Carl Djerassi's "Cantor's Dilemma" appeared right around the time of the "cold fusion" controversy, some 20 years back. The novel's examination of the issue of scientific fraud was thus timely, and remains so now, as a way of examining the potential lengths that scientists may go to get the results that they hope to get. In that sense, scientists are human just like other people, in seeing at times what they want to see. It should be noted that in this scenario of fictional scientists like Isidore Cantor and Jeremiah Stafford, in work that is ground-breaking enough to lead to a Nobel Prize, it is never explicitly stated that one of the parties in the scientific work actually committed fraud in the lab. However, there's enough ambiguity to leave one wondering through the whole story, which is part of Djerassi's point, after all.
The novel reads breezily and goes down easily, even when it expostulates on the fictional tumorigenesis cancer theory.
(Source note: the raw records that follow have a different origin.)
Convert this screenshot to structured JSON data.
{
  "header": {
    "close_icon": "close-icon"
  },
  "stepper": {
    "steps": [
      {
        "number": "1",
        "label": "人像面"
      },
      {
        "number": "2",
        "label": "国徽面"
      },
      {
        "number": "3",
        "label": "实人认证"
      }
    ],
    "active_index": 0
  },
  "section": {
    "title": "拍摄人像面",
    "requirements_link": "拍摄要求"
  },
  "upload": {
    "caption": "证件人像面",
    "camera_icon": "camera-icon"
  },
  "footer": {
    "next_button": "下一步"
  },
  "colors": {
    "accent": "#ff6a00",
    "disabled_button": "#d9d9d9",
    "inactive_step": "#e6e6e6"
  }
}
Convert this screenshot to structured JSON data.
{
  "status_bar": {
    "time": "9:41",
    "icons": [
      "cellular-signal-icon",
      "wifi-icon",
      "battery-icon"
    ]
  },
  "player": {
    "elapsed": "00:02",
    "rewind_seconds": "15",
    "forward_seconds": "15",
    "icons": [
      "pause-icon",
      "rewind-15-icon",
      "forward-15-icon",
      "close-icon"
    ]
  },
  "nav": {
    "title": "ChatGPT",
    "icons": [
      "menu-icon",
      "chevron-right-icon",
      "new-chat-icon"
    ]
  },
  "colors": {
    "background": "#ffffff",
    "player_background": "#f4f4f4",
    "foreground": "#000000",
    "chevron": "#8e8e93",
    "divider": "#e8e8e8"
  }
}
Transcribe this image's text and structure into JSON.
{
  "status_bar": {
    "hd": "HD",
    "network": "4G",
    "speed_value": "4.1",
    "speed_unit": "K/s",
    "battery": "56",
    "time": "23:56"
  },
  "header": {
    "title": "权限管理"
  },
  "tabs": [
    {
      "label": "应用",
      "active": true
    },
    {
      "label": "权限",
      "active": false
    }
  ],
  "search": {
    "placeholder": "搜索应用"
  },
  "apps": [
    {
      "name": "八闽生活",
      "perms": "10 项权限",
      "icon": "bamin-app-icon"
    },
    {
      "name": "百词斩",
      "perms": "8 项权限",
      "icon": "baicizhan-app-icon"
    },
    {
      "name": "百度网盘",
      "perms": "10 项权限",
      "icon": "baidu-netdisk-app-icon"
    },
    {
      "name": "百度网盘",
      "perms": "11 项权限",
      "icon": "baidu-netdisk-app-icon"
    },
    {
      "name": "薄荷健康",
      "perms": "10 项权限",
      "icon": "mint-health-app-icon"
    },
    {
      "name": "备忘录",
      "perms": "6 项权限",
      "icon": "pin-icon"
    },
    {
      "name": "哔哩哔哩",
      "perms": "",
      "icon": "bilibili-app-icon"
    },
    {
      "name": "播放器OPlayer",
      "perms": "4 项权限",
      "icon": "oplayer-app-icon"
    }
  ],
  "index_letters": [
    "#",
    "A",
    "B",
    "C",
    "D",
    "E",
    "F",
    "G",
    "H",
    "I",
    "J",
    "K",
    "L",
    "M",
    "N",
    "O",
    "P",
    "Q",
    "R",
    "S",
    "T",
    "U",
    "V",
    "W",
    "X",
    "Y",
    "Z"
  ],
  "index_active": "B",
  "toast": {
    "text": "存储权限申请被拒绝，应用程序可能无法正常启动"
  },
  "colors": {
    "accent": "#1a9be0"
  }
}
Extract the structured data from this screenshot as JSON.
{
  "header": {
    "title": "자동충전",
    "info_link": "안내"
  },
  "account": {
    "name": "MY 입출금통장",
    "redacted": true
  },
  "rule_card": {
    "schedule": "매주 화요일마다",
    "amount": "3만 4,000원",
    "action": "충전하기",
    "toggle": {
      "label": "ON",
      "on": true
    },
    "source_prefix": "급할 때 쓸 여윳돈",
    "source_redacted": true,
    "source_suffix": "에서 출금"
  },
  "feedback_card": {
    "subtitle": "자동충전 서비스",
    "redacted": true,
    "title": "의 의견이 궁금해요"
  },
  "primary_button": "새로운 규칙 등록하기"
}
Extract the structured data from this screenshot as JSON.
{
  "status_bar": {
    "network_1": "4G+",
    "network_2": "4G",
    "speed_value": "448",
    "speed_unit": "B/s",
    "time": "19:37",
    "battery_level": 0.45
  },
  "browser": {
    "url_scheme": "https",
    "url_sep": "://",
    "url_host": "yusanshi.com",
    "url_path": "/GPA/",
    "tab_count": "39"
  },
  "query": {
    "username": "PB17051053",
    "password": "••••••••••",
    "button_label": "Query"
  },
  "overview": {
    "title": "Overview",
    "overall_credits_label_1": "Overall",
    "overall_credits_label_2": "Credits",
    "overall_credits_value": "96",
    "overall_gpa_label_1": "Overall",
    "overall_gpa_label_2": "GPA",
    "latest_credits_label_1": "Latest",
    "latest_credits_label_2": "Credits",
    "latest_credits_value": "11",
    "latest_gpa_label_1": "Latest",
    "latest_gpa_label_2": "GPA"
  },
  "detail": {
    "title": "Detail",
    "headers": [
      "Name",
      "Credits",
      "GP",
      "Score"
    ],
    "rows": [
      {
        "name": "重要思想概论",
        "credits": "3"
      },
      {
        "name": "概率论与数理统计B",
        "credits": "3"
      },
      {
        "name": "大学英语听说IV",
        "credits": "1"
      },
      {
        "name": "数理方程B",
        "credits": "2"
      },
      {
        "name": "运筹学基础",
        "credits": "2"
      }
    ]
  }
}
Djerassi is skillful enough to write such that any science doesn't overwhelm the intelligent lay person who isn't necessarily a scientist. However, while the topic is important and worthy of discussion by all people, scientists and non-scientists, to me at least, this novel is not "great literature", by any stretch of the imagination. The prose style is fairly pedestrian, almost journalistic in its straightforwardness. Any deeper resonances come from the dramatic situations and the continually teasing ambiguity of just what happened with respect to the key experiments.
In short: if you read this novel, it'll be for the "big idea" under discussion here, in Djerassi's self-coined genre of "science in fiction", and not because this is a "great novel", which it isn't.